RECORDED DATA ::

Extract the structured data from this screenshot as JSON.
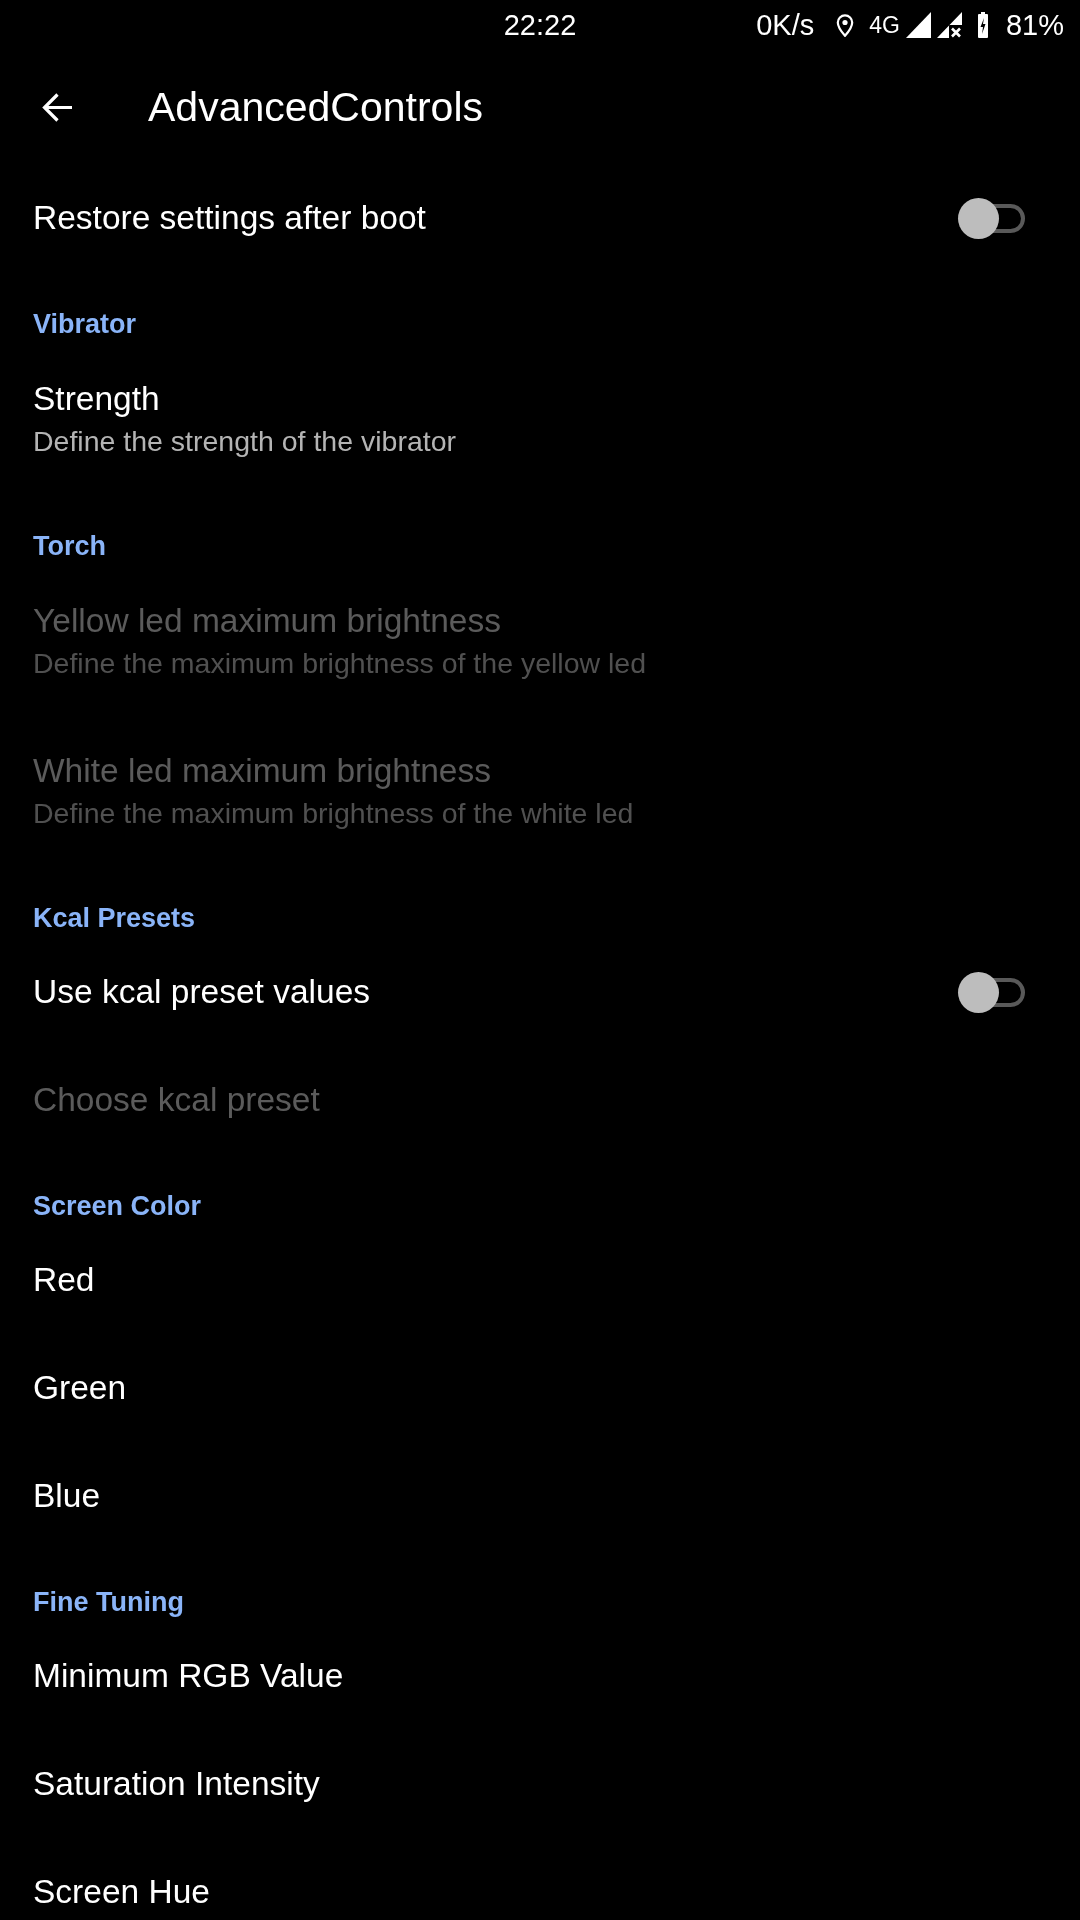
{
  "status_bar": {
    "time": "22:22",
    "network_speed": "0K/s",
    "network_type": "4G",
    "battery": "81%"
  },
  "toolbar": {
    "title": "AdvancedControls"
  },
  "sections": [
    {
      "items": [
        {
          "kind": "toggle",
          "title": "Restore settings after boot",
          "on": false,
          "disabled": false
        }
      ]
    },
    {
      "title": "Vibrator",
      "items": [
        {
          "kind": "text",
          "title": "Strength",
          "summary": "Define the strength of the vibrator",
          "disabled": false
        }
      ]
    },
    {
      "title": "Torch",
      "items": [
        {
          "kind": "text",
          "title": "Yellow led maximum brightness",
          "summary": "Define the maximum brightness of the yellow led",
          "disabled": true
        },
        {
          "kind": "text",
          "title": "White led maximum brightness",
          "summary": "Define the maximum brightness of the white led",
          "disabled": true
        }
      ]
    },
    {
      "title": "Kcal Presets",
      "items": [
        {
          "kind": "toggle",
          "title": "Use kcal preset values",
          "on": false,
          "disabled": false
        },
        {
          "kind": "text",
          "title": "Choose kcal preset",
          "disabled": true
        }
      ]
    },
    {
      "title": "Screen Color",
      "items": [
        {
          "kind": "text",
          "title": "Red",
          "disabled": false
        },
        {
          "kind": "text",
          "title": "Green",
          "disabled": false
        },
        {
          "kind": "text",
          "title": "Blue",
          "disabled": false
        }
      ]
    },
    {
      "title": "Fine Tuning",
      "items": [
        {
          "kind": "text",
          "title": "Minimum RGB Value",
          "disabled": false
        },
        {
          "kind": "text",
          "title": "Saturation Intensity",
          "disabled": false
        },
        {
          "kind": "text",
          "title": "Screen Hue",
          "disabled": false
        }
      ]
    }
  ]
}
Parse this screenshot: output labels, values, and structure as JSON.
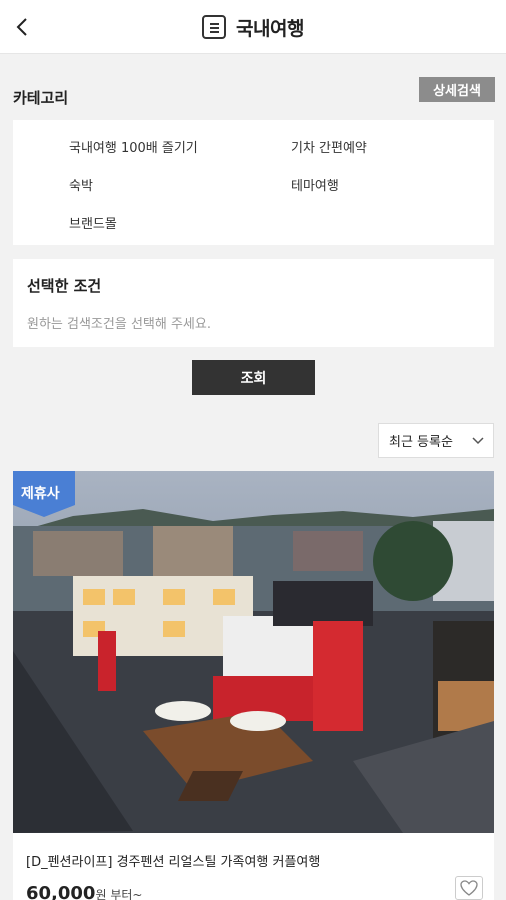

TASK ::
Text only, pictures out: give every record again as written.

ANSWER FOR THIS EXERCISE ::
Extract the structured data from this screenshot as JSON.
{
  "status_bar": {
    "time": "22:22",
    "network_speed": "0K/s",
    "network_type": "4G",
    "battery": "81%"
  },
  "toolbar": {
    "title": "AdvancedControls"
  },
  "sections": [
    {
      "items": [
        {
          "kind": "toggle",
          "title": "Restore settings after boot",
          "on": false,
          "disabled": false
        }
      ]
    },
    {
      "title": "Vibrator",
      "items": [
        {
          "kind": "text",
          "title": "Strength",
          "summary": "Define the strength of the vibrator",
          "disabled": false
        }
      ]
    },
    {
      "title": "Torch",
      "items": [
        {
          "kind": "text",
          "title": "Yellow led maximum brightness",
          "summary": "Define the maximum brightness of the yellow led",
          "disabled": true
        },
        {
          "kind": "text",
          "title": "White led maximum brightness",
          "summary": "Define the maximum brightness of the white led",
          "disabled": true
        }
      ]
    },
    {
      "title": "Kcal Presets",
      "items": [
        {
          "kind": "toggle",
          "title": "Use kcal preset values",
          "on": false,
          "disabled": false
        },
        {
          "kind": "text",
          "title": "Choose kcal preset",
          "disabled": true
        }
      ]
    },
    {
      "title": "Screen Color",
      "items": [
        {
          "kind": "text",
          "title": "Red",
          "disabled": false
        },
        {
          "kind": "text",
          "title": "Green",
          "disabled": false
        },
        {
          "kind": "text",
          "title": "Blue",
          "disabled": false
        }
      ]
    },
    {
      "title": "Fine Tuning",
      "items": [
        {
          "kind": "text",
          "title": "Minimum RGB Value",
          "disabled": false
        },
        {
          "kind": "text",
          "title": "Saturation Intensity",
          "disabled": false
        },
        {
          "kind": "text",
          "title": "Screen Hue",
          "disabled": false
        }
      ]
    }
  ]
}
Parse this screenshot: output labels, values, and structure as JSON.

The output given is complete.